◆ Items listed in a dataset ◆

+===+

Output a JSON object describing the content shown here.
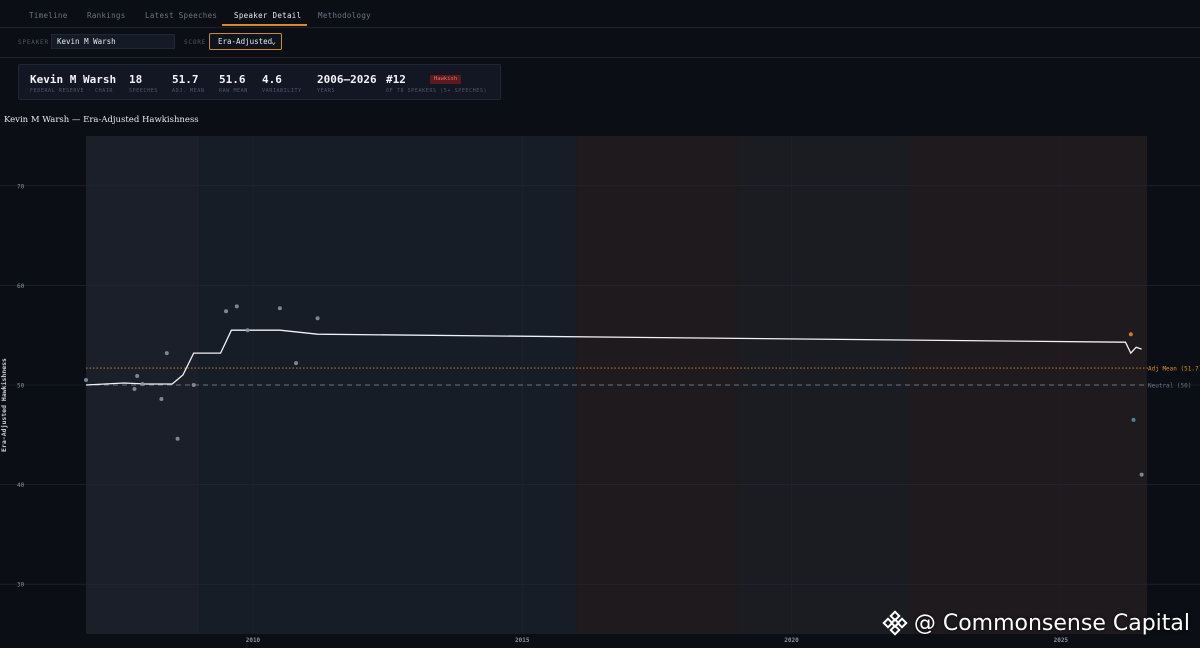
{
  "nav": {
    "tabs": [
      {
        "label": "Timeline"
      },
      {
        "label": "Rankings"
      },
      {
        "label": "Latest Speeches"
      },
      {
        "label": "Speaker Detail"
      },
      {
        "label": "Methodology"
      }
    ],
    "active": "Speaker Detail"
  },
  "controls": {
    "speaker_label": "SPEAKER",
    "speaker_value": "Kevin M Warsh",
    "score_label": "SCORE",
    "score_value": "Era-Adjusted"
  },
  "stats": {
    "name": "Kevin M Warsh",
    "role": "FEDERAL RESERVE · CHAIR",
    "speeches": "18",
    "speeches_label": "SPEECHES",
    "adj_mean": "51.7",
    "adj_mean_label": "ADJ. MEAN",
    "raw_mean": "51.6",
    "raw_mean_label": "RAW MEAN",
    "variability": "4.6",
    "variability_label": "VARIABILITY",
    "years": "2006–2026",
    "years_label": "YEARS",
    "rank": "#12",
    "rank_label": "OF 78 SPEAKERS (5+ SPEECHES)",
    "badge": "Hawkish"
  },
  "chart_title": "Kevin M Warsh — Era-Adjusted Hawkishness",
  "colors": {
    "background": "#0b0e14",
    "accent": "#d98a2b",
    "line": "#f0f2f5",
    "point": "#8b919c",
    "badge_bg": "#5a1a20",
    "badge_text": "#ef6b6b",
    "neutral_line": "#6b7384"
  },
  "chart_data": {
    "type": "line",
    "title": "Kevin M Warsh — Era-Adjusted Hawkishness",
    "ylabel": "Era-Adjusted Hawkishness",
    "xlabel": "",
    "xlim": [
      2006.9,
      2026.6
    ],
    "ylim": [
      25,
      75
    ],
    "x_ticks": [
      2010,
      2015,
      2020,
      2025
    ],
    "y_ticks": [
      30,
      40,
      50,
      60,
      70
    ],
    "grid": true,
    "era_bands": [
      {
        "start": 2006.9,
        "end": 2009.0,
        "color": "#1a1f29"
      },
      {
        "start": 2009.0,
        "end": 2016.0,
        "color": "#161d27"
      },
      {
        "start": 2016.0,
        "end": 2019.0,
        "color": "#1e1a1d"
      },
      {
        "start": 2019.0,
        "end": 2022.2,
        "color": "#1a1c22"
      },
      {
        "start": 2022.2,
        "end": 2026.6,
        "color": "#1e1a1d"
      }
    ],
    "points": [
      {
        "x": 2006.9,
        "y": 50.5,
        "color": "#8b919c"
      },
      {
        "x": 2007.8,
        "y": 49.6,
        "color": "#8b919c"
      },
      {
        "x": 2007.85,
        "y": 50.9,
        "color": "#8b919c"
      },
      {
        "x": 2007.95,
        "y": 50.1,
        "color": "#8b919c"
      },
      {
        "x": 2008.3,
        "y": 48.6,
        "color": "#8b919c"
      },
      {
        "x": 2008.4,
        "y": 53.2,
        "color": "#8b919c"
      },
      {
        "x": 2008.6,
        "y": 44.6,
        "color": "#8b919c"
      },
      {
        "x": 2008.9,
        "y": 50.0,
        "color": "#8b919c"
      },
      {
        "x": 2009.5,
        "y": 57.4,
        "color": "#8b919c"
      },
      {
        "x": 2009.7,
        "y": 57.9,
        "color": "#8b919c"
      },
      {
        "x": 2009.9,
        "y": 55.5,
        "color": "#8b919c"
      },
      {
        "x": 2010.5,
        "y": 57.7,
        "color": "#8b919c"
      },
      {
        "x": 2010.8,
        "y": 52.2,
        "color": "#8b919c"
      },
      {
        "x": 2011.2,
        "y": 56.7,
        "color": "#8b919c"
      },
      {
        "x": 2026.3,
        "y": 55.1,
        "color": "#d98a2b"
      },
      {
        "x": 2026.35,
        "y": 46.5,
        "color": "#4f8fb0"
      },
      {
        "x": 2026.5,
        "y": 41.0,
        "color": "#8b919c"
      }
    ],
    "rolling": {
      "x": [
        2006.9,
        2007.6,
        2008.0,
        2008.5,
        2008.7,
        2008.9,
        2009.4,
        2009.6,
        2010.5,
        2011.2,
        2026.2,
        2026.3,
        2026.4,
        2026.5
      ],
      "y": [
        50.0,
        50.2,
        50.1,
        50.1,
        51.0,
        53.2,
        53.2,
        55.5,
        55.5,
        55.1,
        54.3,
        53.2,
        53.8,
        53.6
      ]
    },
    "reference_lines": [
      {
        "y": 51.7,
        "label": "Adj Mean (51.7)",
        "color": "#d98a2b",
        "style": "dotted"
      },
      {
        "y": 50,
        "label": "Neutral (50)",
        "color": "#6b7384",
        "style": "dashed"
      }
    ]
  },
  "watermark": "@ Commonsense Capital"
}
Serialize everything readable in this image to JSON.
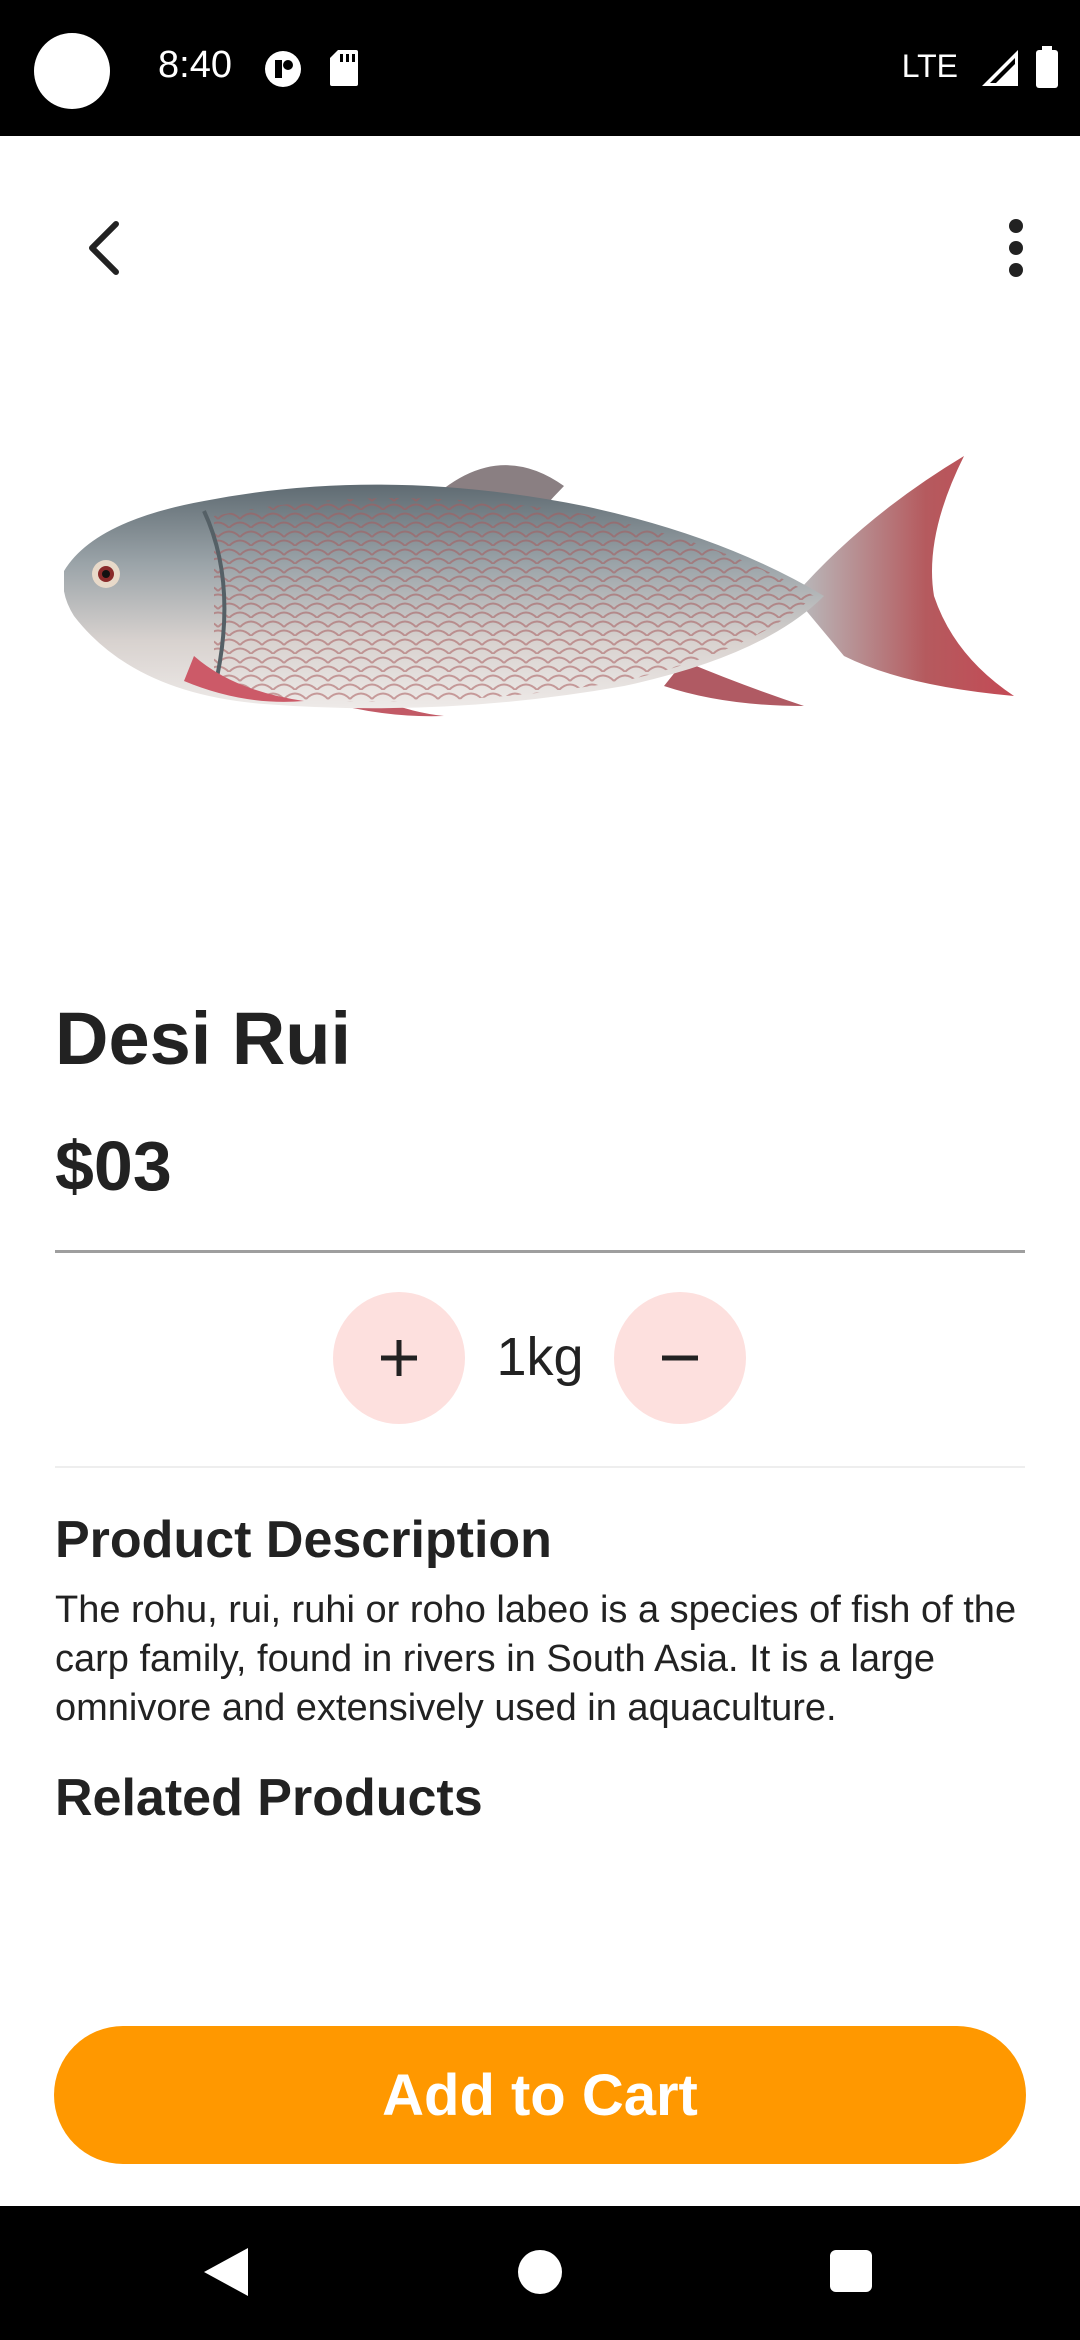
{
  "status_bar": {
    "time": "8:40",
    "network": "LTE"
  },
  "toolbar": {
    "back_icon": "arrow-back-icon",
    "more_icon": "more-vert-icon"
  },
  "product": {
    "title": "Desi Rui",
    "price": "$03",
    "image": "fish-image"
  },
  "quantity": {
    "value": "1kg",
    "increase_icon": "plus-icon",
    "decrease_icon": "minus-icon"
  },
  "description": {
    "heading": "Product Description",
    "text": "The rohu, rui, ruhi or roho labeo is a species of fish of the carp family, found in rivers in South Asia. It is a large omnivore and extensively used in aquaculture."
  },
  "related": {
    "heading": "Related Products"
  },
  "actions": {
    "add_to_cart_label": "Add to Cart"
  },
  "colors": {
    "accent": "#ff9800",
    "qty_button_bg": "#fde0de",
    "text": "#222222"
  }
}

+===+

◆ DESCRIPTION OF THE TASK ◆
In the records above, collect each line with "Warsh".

◆ REPLY TO THE TASK ◆
    "speaker_value": "Kevin M Warsh",
    "name": "Kevin M Warsh",
  "chart_title": "Kevin M Warsh — Era-Adjusted Hawkishness",
    "title": "Kevin M Warsh — Era-Adjusted Hawkishness",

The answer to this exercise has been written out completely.